US Navy F/A-18C Hornet Performs Final Active Duty Flight

The last Navy F/A-18C Hornet assigned to Strike Fighter Squadron (VFA) 106 made its official final active-duty flight at Naval Air Station Oct 2. Aircraft number 300, assigned to VFA 106 at Cecil Field Florida, completed it first Navy acceptance check flight Oct. 14, 1988. The aircraft has remained with the Gladiators for its’ entire 31 years of service. (U.S. Navy photo by Mass Communication Specialist 3rd Class Nikita Custer)

The remaining Legacy Hornets will be handed over to Navy Reserve and Marine Corps.

On Oct. 2, 2019 the last US Navy F/A-18C Hornet performed its official final active duty flight at Naval Air Station Oceana, Virginia, escorted by three F/A-18F Super Hornets. “Today marked the final United States Navy F/A-18C Operational Hornet flight. Its technological innovation was continued on the F/A-18 E/F/G aircraft and helped the U.S. Navy transition from 4th to 5th generation aircraft,” said the Commodore, Command Strike Fighter Wing Atlantic, Capt. Brian Becker.

The aircraft, BuNo 163506 modex AD-300, was assigned to VFA-106 Gladiators in 1988 and remained with the squadron for its entire 31 years of service. After this final flight, it will be officially removed from the US Navy’s inventory and will begin its decommissioning phase, where all the usable parts are removed, before facing the final demolition.

Strike Fighter Squadron 106 (VFA-106) is the Navy’s East Coast Fleet Replacement Squadron, which trains naval aviators to fly the F/A-18 Super Hornet. Before this last flight it operated a mixed fleet of F/A-18C/D Hornets and F/A-18E/F Super Hornets. The Gladiators are also one of the squadrons that made up the US Navy’s Tac Demo Teams, together with the Flying Eagles of VFA-122 out of NAS Leemore, California.

LT Andrew Jalali prepares for the official final active-duty flight of the last Navy F/A-18C Hornet assigned to Strike Fighter Squadron (VFA) 106 at Naval Air Station Oceana on Oct. 2. Aircraft number 300, assigned to VFA 106 at Cecil Field, Florida, completed it first Navy acceptance check flight Oct. 14, 1988. The aircraft has remained with the Gladiators for its’ entire 31 years of service. (U.S. Navy photo by Mass Communication Specialist 3rd Class Nikita Custer)

This final F/A-18C flight of the Gladiators comes after the type’s last flight and retirement from the last deployable Legacy Hornet squadron, VFA-34 Blue Blasters, on Feb. 1, 2019 at NAS Oceana. During the last year, VFA-106 has handed over about 50 F/A-18 Hornets to various Navy Reserve and U.S. Marine commands, according to the Navy’s statement. As our editor David Cenciotti wrote back in February:
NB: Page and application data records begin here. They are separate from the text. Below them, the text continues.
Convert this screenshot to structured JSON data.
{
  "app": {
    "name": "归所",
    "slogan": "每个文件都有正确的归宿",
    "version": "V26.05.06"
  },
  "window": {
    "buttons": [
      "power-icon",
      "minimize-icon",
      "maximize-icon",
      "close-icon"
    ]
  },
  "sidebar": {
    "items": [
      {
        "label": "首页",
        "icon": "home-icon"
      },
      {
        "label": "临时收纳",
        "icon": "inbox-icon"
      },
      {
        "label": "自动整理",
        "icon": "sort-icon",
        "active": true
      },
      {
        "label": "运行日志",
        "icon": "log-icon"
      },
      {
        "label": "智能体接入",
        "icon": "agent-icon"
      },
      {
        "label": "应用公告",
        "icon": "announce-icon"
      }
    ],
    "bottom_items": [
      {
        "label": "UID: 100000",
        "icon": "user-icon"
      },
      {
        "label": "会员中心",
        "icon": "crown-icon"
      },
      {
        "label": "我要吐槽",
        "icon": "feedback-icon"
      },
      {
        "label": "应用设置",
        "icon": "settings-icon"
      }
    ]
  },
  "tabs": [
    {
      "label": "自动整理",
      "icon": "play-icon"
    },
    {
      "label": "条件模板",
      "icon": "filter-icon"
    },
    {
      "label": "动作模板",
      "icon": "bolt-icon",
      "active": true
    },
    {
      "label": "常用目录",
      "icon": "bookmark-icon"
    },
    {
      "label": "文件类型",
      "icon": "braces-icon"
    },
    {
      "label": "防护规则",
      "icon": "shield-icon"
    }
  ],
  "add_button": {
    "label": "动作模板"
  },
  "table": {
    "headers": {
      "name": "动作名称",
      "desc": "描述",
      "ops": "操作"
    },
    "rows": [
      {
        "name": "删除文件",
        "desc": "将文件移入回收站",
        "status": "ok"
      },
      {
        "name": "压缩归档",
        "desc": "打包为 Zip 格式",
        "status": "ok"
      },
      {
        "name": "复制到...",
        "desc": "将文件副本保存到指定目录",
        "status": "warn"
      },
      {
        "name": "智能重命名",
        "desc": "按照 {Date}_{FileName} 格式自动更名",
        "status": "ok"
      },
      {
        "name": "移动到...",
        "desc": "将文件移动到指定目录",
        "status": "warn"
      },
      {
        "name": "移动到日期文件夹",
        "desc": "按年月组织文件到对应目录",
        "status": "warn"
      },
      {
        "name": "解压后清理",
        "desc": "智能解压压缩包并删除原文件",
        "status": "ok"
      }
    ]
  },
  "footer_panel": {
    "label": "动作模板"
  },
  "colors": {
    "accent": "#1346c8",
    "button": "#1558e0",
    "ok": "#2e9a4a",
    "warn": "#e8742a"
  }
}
Although they will be officially retired in a matter of days, some F/A-18A+ Hornets (where “+” designates aircraft equipped with AN/APG-73 radars instead of the original AN/APG-65) will continue to serve in the fleet adversary support role with the Reserve as part of VFC-12 from NAS Oceana and VFA-204 from NAS New Orleans Joint Reserve Base. The Blue Angels will also continue flying their Legacy Hornets while transitioning to the Super Hornets.

“Legacy Hornets” remain in service with the U.S. Marine Corps that plans to fly the F/A-18Cs until they are replaced by the F-35B STOVL variant Lightining II stealth aircraft.

Some of the Legacy Hornets that were not transferred to other commands have been delivered to Davis-Monthan AFB, where the aircraft will be kept in storage by the 309th Aerospace Maintenance and Regeneration Group (AMARG) at the local “Boneyard”.

In fact, some of the U.S. Navy F/A-18A+ and C in better conditions have already been delivered to Davis-Monthan AFB, near Tucson, Arizona, where the aircraft will be kept in storage by the 309th Aerospace Maintenance and Regeneration Group (AMARG)  at the local “Boneyard”: they will be cocooned in special materials just in case someone needs them to be put back into service. Something that is useful every now and then. For instance, back in 2016, the U.S. Marine Corps pulled some 30 Legacy Hornets from AMARG and rushed them to service in order to complement its fleet active F/A-18A/B/C/Ds.



About Stefano D'Urso 39 Articles
Stefano D'Urso is a contributor for TheAviationist based in Lecce, Italy. He's a full-time engineering student and aspiring pilot. In his spare time he's also an amateur aviation photographer and flight simulation enthusiast.